- Economic climate in Zambia. Zambia’s inflation rates fluctuate between 7 and 8%, which results in higher costs for basic inputs and building materials.
How You can Help
There are many ways you can help to support the Orphan and Vulnerable Children Schools Project:
- Support the schools, health initiatives or Farm Initiative with a donation.
- Forward this information to friends and colleagues.
- Join us! Our committed volunteers would love your energy and ideas.
- Raise funds. Use your imagination and creativity to raise donations. Some ideas include:
- Hosting a concert in your home or working to host a local concert
- Hosting a fundraising Dinner, BBQ, etc.
- Your own ideas!
Click here to show your support for the Project.
A note from the Manyinga Project Committee 2015
We are so grateful for your contributions to the Manyinga Project over the past few years. It is so gratifying to see the children grow in health, and confidence as they successfully graduate and learn the agricultural skills to feed themselves. Please consider continuing your support this year.
|Robynne Anderson||Arthur Enns||Allan Ronald|
|David Bossman||Jennifer Karton||Marian Ronald|
|Jennifer Laffier||Jody Dundas||Myrna Ronald|
|Cam Dahl||Dorothy Murrell||Wendi Thiessen|
|Tanja Riedel||Jereleen Brydon||Stefanie Hyde|
|Brenda Trask||Erin Armstrong|

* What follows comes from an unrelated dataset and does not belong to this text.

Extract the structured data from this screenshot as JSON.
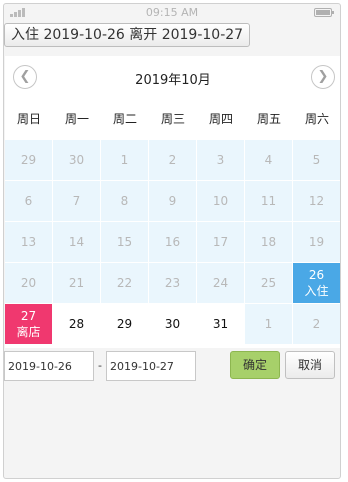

The Manyinga Project Committee Members would like to acknowledge the ongoing efforts of the local communities of Chinema and Samufunda. The Manyinga Community Resource Centre volunteers land, labour and resources to support the schools and the Farm Initiative. Without their willingness and ongoing support, the Manyinga Project would not be possible.